3. Different Religions. In the West, most people are familiar with the basic tenets of Christianity, Buddhism, and Islam. While all of the religions can be found in China, Eastern religions, such as Confucianism, Daoism, and Ancestor Worship, are far more common in the lives of everyday Chinese people. While on a practical level religion is used by the people for hope and guidance, it also forms a key foundation in shared morals and societal norms. The “golden rule” we know in the Western world is derived from Judeo-Christian teaching and governs a large basis of our psyche and legal system. Chinese thought processes are also governed by their belief systems, so exploring these faiths can help you see how they impact approaches to your industry during your internship in China.
2. Cheap. If you are looking for an affordable way to add international experience to your resume, China is a great destination to do so. With incredibly intricate public transportation, an exchange rate that favors most world currencies, and street food as far as the eye can see, the cost of living in China is very affordable for interns on a student budget.
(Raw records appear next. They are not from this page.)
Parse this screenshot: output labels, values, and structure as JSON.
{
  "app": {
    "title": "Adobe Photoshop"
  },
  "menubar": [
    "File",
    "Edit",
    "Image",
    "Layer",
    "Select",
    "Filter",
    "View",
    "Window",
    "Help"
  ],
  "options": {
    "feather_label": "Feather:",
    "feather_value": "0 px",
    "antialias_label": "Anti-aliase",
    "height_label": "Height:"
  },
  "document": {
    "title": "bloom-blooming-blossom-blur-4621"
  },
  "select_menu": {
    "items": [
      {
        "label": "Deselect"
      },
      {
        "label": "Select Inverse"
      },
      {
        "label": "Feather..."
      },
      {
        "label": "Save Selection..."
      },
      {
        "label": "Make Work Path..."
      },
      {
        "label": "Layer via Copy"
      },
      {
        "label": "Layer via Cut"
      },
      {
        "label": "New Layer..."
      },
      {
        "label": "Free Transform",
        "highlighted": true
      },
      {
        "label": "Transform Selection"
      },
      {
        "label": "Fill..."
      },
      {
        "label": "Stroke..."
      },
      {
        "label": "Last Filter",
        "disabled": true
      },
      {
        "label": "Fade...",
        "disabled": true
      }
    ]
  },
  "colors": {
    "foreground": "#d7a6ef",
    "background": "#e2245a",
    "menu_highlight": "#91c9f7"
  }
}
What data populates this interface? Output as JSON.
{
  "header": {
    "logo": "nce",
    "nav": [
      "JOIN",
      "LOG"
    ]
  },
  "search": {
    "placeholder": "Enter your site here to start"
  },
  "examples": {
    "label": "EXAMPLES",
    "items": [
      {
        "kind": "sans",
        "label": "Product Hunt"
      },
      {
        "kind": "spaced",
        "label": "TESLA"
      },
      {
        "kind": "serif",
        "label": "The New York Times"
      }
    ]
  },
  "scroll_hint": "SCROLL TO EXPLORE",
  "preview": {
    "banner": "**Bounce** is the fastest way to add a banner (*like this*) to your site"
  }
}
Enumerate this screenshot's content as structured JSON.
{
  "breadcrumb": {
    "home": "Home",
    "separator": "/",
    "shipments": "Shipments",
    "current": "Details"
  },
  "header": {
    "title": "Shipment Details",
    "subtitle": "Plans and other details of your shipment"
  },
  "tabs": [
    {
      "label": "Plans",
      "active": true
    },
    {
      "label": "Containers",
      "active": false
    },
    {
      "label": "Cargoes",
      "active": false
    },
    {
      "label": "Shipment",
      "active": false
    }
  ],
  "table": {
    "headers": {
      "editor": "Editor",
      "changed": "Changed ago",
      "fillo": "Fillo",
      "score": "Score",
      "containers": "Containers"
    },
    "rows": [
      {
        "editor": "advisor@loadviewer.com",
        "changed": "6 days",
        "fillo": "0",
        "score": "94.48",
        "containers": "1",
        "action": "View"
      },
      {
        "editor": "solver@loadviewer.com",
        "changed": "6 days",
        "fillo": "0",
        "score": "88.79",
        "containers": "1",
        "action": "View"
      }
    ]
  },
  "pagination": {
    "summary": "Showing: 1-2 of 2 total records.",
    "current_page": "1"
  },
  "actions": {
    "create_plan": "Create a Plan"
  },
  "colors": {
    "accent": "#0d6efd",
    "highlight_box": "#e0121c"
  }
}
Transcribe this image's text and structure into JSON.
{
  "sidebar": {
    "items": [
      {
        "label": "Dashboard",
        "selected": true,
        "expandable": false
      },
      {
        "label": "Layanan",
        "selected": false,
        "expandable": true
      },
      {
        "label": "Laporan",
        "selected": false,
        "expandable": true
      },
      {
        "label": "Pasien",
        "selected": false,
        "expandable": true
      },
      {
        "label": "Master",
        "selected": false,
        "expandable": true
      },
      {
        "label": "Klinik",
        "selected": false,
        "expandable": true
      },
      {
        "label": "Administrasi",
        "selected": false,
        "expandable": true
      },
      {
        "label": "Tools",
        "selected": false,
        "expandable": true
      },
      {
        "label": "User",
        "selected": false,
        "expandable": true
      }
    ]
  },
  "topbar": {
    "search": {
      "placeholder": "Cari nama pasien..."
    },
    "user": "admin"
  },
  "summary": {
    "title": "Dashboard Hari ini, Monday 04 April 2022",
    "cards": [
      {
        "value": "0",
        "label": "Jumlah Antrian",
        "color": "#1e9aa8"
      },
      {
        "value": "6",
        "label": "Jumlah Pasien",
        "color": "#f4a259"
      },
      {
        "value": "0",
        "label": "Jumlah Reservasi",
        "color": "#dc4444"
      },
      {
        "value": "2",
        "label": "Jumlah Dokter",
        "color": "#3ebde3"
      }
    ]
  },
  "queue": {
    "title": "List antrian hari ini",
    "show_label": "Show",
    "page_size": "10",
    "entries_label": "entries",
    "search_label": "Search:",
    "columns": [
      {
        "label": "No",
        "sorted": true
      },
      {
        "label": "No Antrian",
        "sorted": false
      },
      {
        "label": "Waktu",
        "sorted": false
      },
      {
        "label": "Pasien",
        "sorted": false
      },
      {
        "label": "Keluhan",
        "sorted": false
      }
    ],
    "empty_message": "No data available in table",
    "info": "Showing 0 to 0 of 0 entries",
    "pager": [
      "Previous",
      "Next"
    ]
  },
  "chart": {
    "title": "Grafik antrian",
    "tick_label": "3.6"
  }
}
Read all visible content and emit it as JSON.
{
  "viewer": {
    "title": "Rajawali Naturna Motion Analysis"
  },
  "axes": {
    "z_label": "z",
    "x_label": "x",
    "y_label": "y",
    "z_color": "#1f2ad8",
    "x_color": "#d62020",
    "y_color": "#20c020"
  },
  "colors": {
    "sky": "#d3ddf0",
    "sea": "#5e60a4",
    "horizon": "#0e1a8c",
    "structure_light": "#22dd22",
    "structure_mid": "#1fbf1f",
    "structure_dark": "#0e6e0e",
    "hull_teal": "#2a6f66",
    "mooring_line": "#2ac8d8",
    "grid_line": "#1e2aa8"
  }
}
1. It will be utterly unforgettable. You’ll never forget walking the Great Wall of China, seeing the Bund lit up at night, or gasping at the enormity of the Forbidden City. You’ll chuckle when you think back to the frustration of trying to get on social media (FYI: Facebook, Youtube, and Twitter are all blocked by the Great Firewall of Chinese internet). You’ll smile thinking about the foods that made you drool, and squirm remembering the ones that made you gag. The adventure of interning in China will give you strength, confidence, and a sense of curiosity, all of which are incredibly marketable to future employers.